‘His silence looks worse than a knowingly false ‘our ball’ shout because the image is so clear and the outcome – a penalty from which Manchester City scored – so influential. Yet it is little different really. He got away with what he could and only in retrospect did he feel guilt – and that is if we take his apology at face value, and not as damage limitation on the advice of City’s flustered media arm.’
He ‘got away with what he could’? All he did was not ask the referee to change a decision that he absolutely would not have changed. That is all.
And you clearly did not take his apology at ‘face value’; you added your own interpretation about him ‘knowing’ he should have confessed.
‘For Sterling, for football then, this is a teachable moment. We know what must happen from here, but also what should happen at the time, no matter the stakes. There was an opportunity on Wednesday night to set an example, to instil better standards, and it was spurned.
‘And while it doesn’t make Sterling a bad guy, he missed the chance to be a good one. He’s not alone, though. Anyone might have done the same. Absolutely anyone.’
A ‘teachable moment’, for f***’s sake? A man tripped himself up and it was quite funny. Two days ago.
There are many contenders but are these the most patronising paragraphs ever written by a national newspaper columnist?
‘The one man who might have saved referee Viktor Kassai from embarrassment instead supported his rotten decision. There is justified debate around whether Kassai is of adequate standard for the Champions League but he is, apparently, the best referee in Hungary.
‘As UEFA officials come in teams from one nation, however, that means the man supervising the penalty area may well be Hungary’s fifth or sixth most gifted arbitrator. Does his experience make him a good judge of matches played in front of significant crowds, featuring elite players?
‘How many of Sterling’s class play in the leading Hungarian league, for instance? This is a competition with an average gate of less than 3,000, where the biggest club, Ferencvaros, are watched by roughly 9,000.

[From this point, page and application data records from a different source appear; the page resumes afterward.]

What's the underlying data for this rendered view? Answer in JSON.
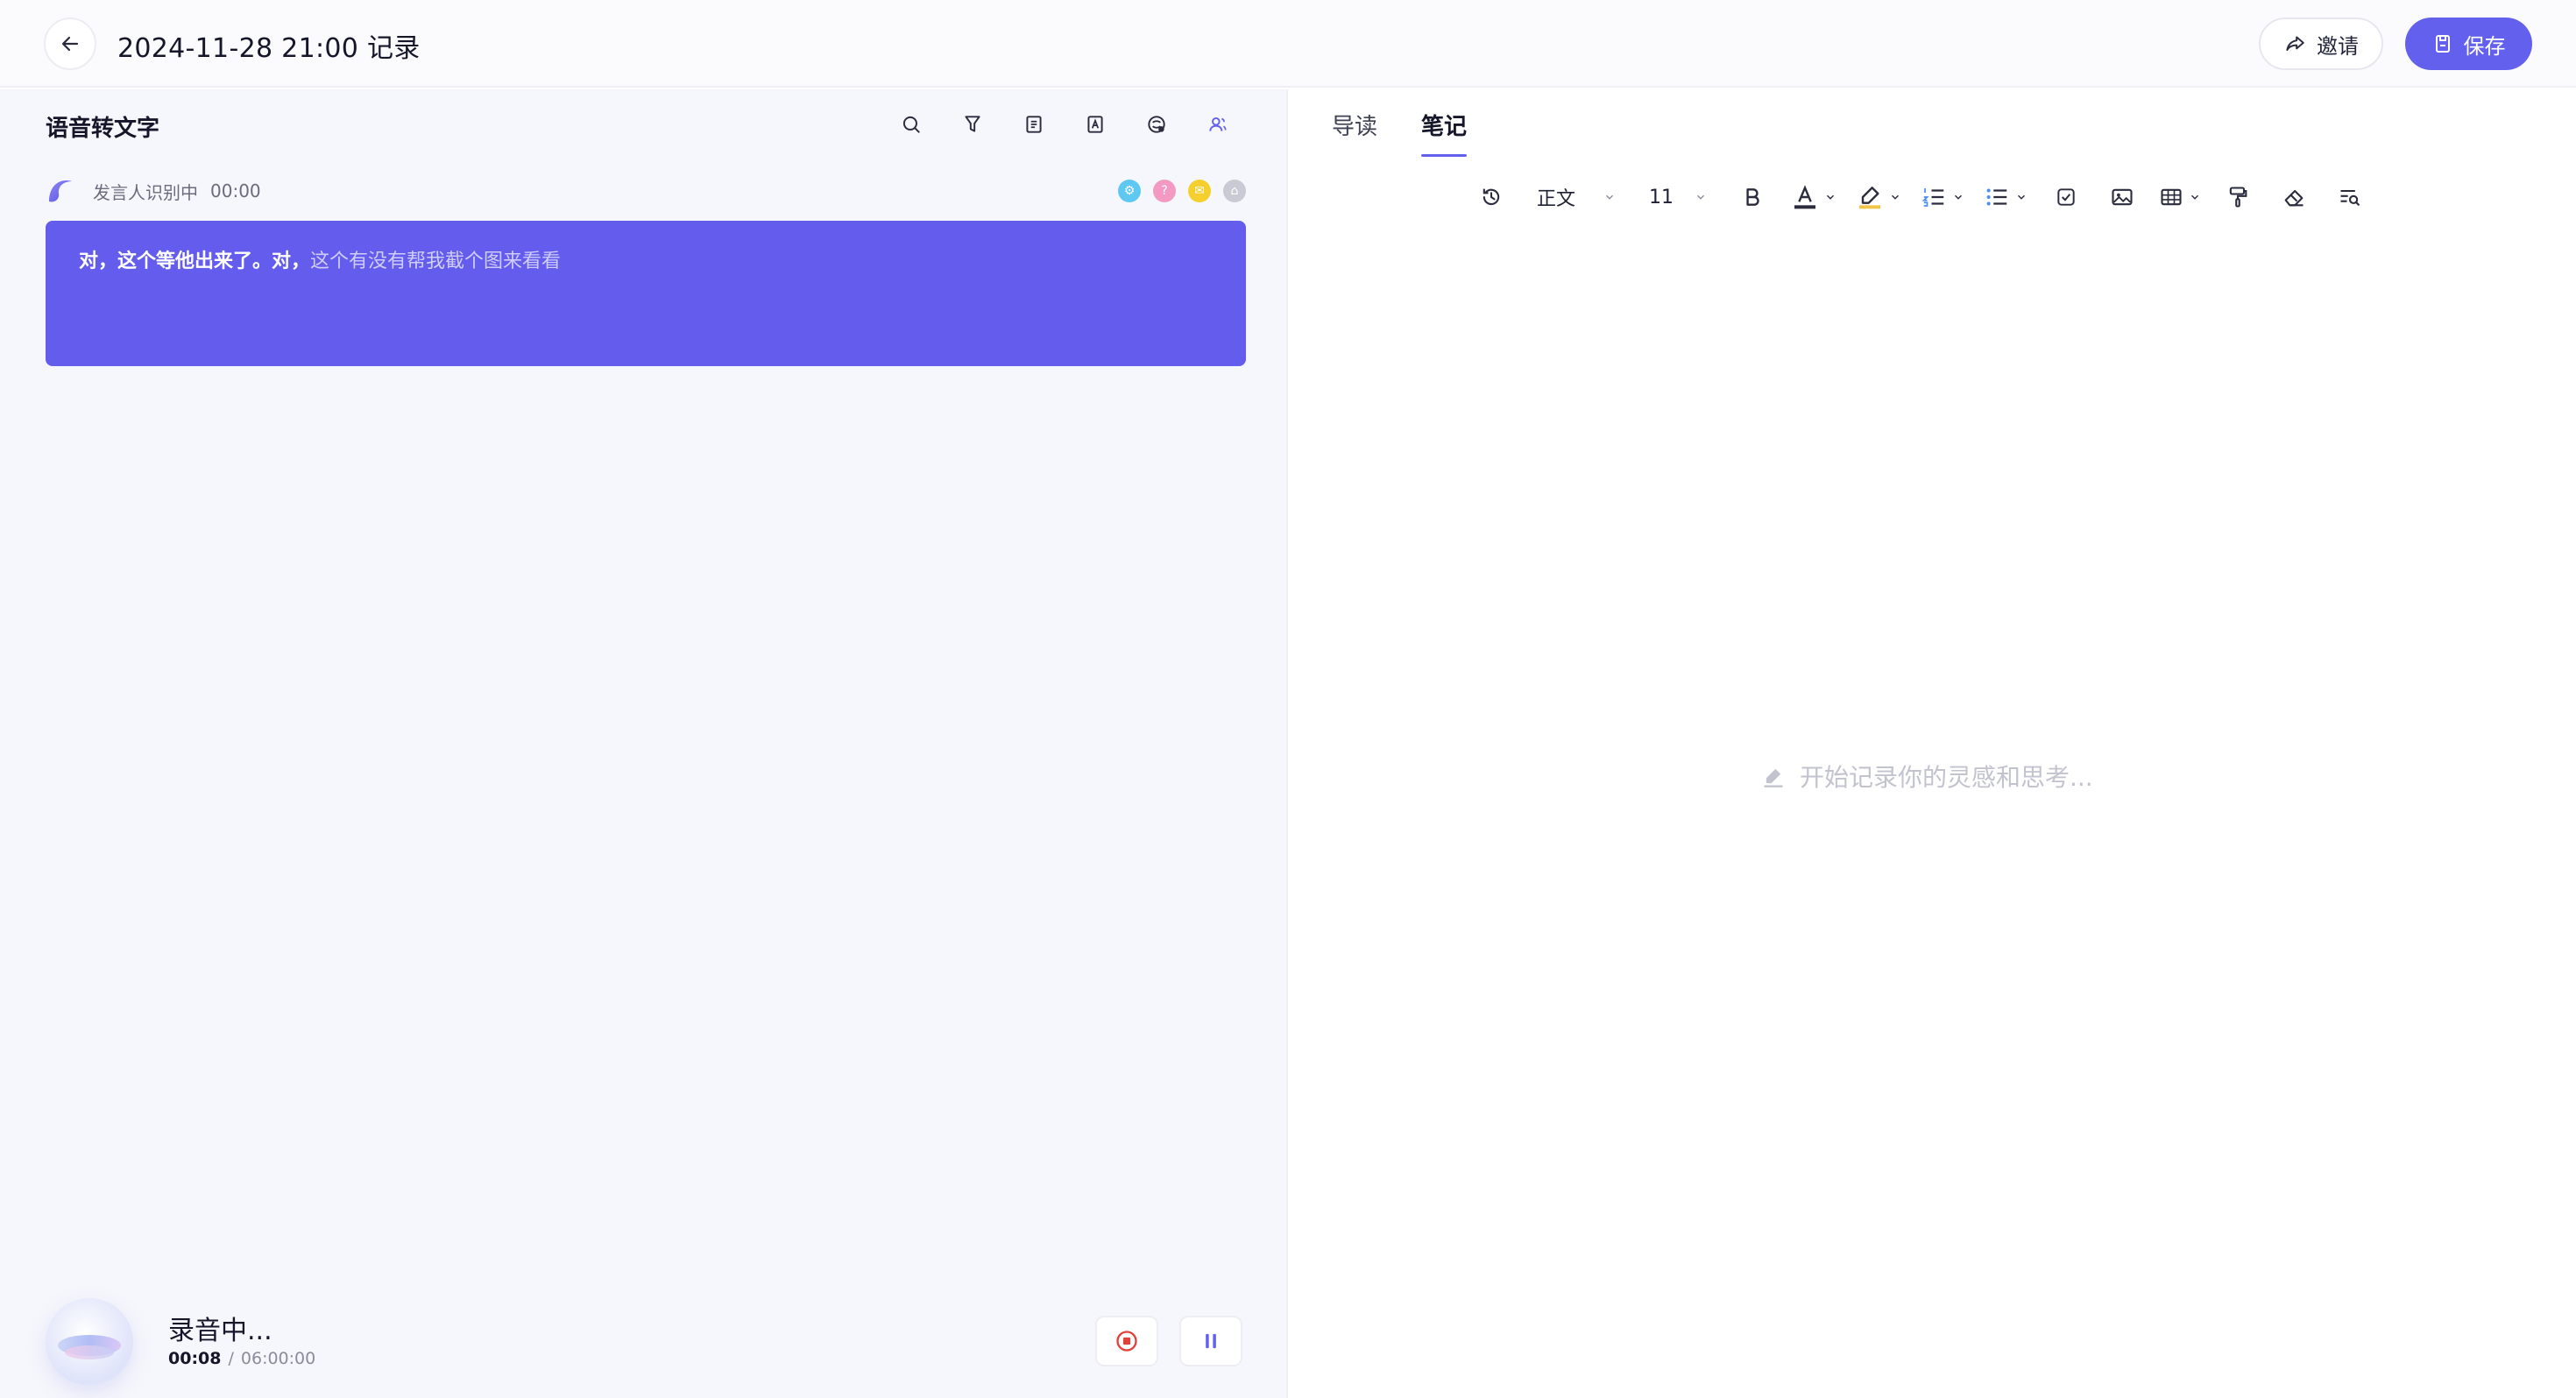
{
  "header": {
    "title": "2024-11-28 21:00 记录",
    "invite_label": "邀请",
    "save_label": "保存"
  },
  "transcript_panel": {
    "title": "语音转文字",
    "tools": [
      "search-icon",
      "filter-icon",
      "summary-icon",
      "text-icon",
      "translate-icon",
      "speaker-icon"
    ],
    "speaker": {
      "label": "发言人识别中",
      "time": "00:00",
      "dot_colors": [
        "#5ec8f2",
        "#f49ac2",
        "#f5cf2e",
        "#c9cad3"
      ]
    },
    "segment": {
      "text_strong": "对，这个等他出来了。对，",
      "text_soft": "这个有没有帮我截个图来看看"
    },
    "recording": {
      "status": "录音中...",
      "current": "00:08",
      "separator": "/",
      "total": "06:00:00"
    }
  },
  "notes_panel": {
    "tabs": [
      {
        "label": "导读",
        "active": false
      },
      {
        "label": "笔记",
        "active": true
      }
    ],
    "toolbar": {
      "style_label": "正文",
      "font_size": "11"
    },
    "placeholder": "开始记录你的灵感和思考..."
  },
  "colors": {
    "accent": "#6460ee",
    "card": "#635cec"
  }
}
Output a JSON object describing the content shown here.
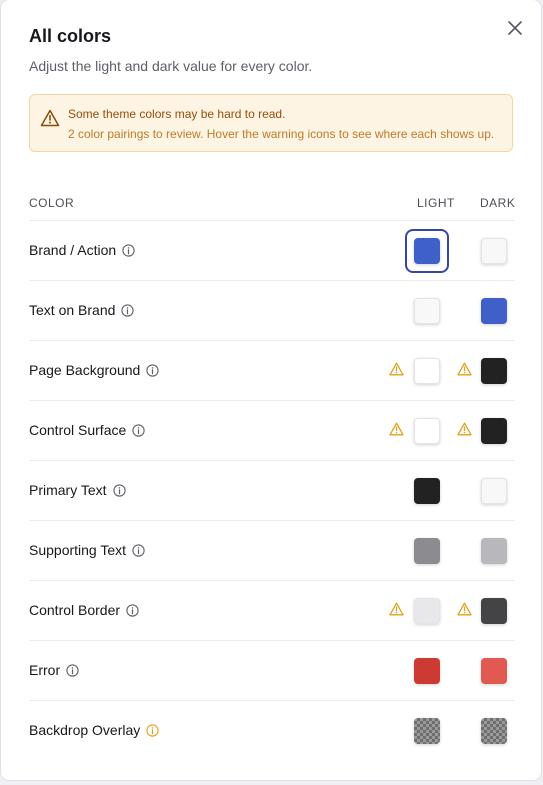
{
  "dialog": {
    "title": "All colors",
    "subtitle": "Adjust the light and dark value for every color.",
    "close_icon": "close-icon"
  },
  "warning": {
    "icon": "warning-triangle-icon",
    "title": "Some theme colors may be hard to read.",
    "text": "2 color pairings to review. Hover the warning icons to see where each shows up."
  },
  "table": {
    "headers": {
      "color": "COLOR",
      "light": "LIGHT",
      "dark": "DARK"
    },
    "rows": [
      {
        "label": "Brand / Action",
        "light": "#3f5fc9",
        "dark": "#f8f8f9",
        "light_warn": false,
        "dark_warn": false,
        "selected": "light",
        "info_accent": false
      },
      {
        "label": "Text on Brand",
        "light": "#f8f8f9",
        "dark": "#3f5fc9",
        "light_warn": false,
        "dark_warn": false,
        "selected": "",
        "info_accent": false
      },
      {
        "label": "Page Background",
        "light": "#ffffff",
        "dark": "#222222",
        "light_warn": true,
        "dark_warn": true,
        "selected": "",
        "info_accent": false
      },
      {
        "label": "Control Surface",
        "light": "#ffffff",
        "dark": "#222222",
        "light_warn": true,
        "dark_warn": true,
        "selected": "",
        "info_accent": false
      },
      {
        "label": "Primary Text",
        "light": "#222222",
        "dark": "#f8f8f9",
        "light_warn": false,
        "dark_warn": false,
        "selected": "",
        "info_accent": false
      },
      {
        "label": "Supporting Text",
        "light": "#8c8c90",
        "dark": "#b8b8bc",
        "light_warn": false,
        "dark_warn": false,
        "selected": "",
        "info_accent": false
      },
      {
        "label": "Control Border",
        "light": "#e8e8ea",
        "dark": "#444447",
        "light_warn": true,
        "dark_warn": true,
        "selected": "",
        "info_accent": false
      },
      {
        "label": "Error",
        "light": "#cc3a33",
        "dark": "#e05a52",
        "light_warn": false,
        "dark_warn": false,
        "selected": "",
        "info_accent": false
      },
      {
        "label": "Backdrop Overlay",
        "light": "checker",
        "dark": "checker",
        "light_warn": false,
        "dark_warn": false,
        "selected": "",
        "info_accent": true
      }
    ]
  },
  "colors": {
    "warn_accent": "#e0a11b",
    "selection_ring": "#3645a8"
  }
}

‘There were 52,286 at City on Wednesday and many would have wrongly perceived Sterling’s fall. These games are a huge step up in grade and mood for many of the referees and support staff.’
Yes. They definitely made a massive mistake because they are Hungarian. The campaign for all-English referees begins here.
‘Callum Wilson has fired himself onto Chelsea’s radar. Bournemouth’s in-form hotshot Wilson is being tracked by the Londoners following his impressive start to the season’ – Daily Mirror, November 6.
‘ENGLAND rookie Callum Wilson is a £35MILLION target for Chelsea’ – The Sun, November 9.
Presumably it’s the price picked out of someone’s hairy arse that is ‘EXCLUSIVE’.
Recommended reading of the day
Jonathan Wilson on Boca v River Plate
Richard Jolly on Man City not signing Alexis Sanchez
Matthew Crist on the Intertoto Cup